The Jensen Litigation Firm, PLLC represents individuals and entities in partition actions. People hire us to understand their property rights and to fight for those rights. If you need an attorney for a dispute with co-owners, we can help. Contact us now to preserve your ownership rights.
What is it like to co-own land?
Co-owning real estate with other people, such as family members, can be a rewarding experience. By pooling resources, you can purchase land for personal or investment purposes and split costs.
However, you may have a headache if your co-owners cannot agree on how to use the property. There may be conflict over who can use the property, how to use it, when to use it, or how costs are split. You may need to consider a buyout arrangement, a sale, or a partition action in court.
What is a partition action in Minnesota?
Partitions are addressed in Chapter 558 of Minnesota Statutes. Minn. Stat. § 558.01 says that when people own land as joint tenants or tenants in common, an action may be brought for a sale or split of the property. Section 558.04 provides for appointment of three referees, although we have seen cases where parties have agreed on one referee to keep costs down. The referees report on whether the property can be carved into pieces for each owner.
If the land can be carved into pieces, the referees will report back to the court and the court may order a split of the land between the owners. The court may equitably apportion costs of the action among co-owners.
If the land can't be split apart, can it be sold in a partition action?
If the land cannot be split apart without great prejudice to owners, then the property must be sold.
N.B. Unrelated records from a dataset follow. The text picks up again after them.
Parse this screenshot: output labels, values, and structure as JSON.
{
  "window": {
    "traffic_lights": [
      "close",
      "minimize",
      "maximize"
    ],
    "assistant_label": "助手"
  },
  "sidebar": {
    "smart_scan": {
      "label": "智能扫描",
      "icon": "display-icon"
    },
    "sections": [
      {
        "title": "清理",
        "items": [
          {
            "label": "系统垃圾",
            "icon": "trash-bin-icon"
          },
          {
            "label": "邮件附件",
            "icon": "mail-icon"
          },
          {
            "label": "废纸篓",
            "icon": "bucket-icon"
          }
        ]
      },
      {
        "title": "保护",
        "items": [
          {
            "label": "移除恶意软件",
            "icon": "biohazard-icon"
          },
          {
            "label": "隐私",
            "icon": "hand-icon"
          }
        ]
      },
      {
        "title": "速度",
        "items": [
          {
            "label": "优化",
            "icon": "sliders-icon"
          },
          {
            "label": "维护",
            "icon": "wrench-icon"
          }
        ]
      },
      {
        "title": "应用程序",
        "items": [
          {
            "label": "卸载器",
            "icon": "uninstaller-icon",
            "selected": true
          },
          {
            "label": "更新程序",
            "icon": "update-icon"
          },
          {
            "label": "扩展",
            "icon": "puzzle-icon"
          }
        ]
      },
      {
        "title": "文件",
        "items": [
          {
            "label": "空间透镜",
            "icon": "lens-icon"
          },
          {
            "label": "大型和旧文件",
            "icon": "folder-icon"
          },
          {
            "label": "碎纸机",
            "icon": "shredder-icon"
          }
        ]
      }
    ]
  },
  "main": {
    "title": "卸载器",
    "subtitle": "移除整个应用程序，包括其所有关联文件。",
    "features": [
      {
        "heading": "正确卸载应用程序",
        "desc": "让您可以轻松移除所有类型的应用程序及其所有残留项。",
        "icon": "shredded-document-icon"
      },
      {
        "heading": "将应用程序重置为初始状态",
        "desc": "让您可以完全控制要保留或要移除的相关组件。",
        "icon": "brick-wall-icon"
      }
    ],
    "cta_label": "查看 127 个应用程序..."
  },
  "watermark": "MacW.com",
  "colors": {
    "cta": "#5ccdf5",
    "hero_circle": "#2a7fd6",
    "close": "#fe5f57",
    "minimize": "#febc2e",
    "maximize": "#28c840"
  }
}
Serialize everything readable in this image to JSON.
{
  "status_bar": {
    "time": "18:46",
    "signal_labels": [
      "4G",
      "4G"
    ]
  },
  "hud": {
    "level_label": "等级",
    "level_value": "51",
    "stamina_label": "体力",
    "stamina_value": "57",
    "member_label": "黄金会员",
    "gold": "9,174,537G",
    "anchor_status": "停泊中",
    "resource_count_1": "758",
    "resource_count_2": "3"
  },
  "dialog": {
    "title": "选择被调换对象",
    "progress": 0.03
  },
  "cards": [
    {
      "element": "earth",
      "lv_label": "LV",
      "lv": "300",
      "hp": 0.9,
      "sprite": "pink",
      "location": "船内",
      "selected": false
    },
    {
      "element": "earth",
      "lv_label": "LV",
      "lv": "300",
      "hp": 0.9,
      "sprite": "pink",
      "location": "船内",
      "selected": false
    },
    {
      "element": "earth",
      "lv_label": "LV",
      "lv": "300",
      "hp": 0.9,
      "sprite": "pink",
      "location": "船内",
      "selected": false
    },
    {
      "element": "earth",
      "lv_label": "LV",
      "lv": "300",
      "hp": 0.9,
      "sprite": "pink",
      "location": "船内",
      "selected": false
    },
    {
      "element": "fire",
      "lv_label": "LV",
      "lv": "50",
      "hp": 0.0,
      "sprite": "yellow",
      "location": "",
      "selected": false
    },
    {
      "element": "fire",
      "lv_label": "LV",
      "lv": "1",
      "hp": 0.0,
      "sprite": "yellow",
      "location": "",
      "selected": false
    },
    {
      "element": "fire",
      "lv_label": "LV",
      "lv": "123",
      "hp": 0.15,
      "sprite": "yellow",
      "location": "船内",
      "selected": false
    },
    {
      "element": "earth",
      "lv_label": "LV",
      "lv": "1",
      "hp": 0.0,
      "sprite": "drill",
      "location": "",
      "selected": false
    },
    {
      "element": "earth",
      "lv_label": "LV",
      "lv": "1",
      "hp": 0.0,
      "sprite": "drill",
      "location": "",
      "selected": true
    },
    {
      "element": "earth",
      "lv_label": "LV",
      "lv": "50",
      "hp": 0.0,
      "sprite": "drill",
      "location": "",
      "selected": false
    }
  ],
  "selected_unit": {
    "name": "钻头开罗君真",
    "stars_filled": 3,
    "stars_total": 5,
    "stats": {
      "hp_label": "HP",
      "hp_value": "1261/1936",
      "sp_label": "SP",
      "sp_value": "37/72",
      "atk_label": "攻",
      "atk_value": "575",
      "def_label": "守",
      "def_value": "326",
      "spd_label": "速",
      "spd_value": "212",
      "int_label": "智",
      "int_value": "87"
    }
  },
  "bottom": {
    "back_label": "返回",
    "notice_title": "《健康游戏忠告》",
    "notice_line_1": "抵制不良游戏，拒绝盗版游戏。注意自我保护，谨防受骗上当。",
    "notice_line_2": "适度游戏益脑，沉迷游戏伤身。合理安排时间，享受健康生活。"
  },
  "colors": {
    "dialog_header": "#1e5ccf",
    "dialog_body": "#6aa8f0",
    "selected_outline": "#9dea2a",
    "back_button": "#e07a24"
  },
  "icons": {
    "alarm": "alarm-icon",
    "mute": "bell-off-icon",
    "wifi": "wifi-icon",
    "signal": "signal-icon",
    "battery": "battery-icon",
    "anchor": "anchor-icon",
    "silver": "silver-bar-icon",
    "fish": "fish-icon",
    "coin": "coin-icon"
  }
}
Small lots, irregular pieces of land, and pieces that cannot be subdivided may require a sale, especially if there are several owners. The sale may be a public auction or a private sale under Minn. Stat. § 558.17. If a private sale is ordered, the property generally must be appraised and the list price approved by the court.
After a sale, the referee reports back to the court for confirmation of the sale and to address any issue with apportioning proceeds, unless there is agreement between the parties.
The court has some equitable power to divide the proceeds and apportion costs of the action (referees, appraisers, auctioneers, realtors, etc.) between the owners. In limited cases, a party may also seek reimbursement for carrying expenses related to the property.
What are some practical suggestions for partition actions?
The statute contemplates that the court will supervise the partition process. This supervision is necessary in contentious cases, and there may be several hearings throughout the case. However, with court permission, cooperative parties may save themselves time and money by stipulating to various issues.
The parties may also consider buyout arrangements during the case, especially if one of the parties wants to keep the property. Also, an owner can generally buy the property at auction or private sale. Due to the nature of a partition action in court, it is generally advisable to be represented by an attorney.
We have the knowledge and experience to handle partition actions. Do not hesitate to contact us if:
- You and your co-owner disagree on use of the property.
- You and your co-owner disagree on the value of the property for purposes of a buyout or sale.
- One owner is carrying the property expenses without any help from the other owner, or an owner is seeking unreasonable reimbursement.
- You simply want to get out of the property as an owner.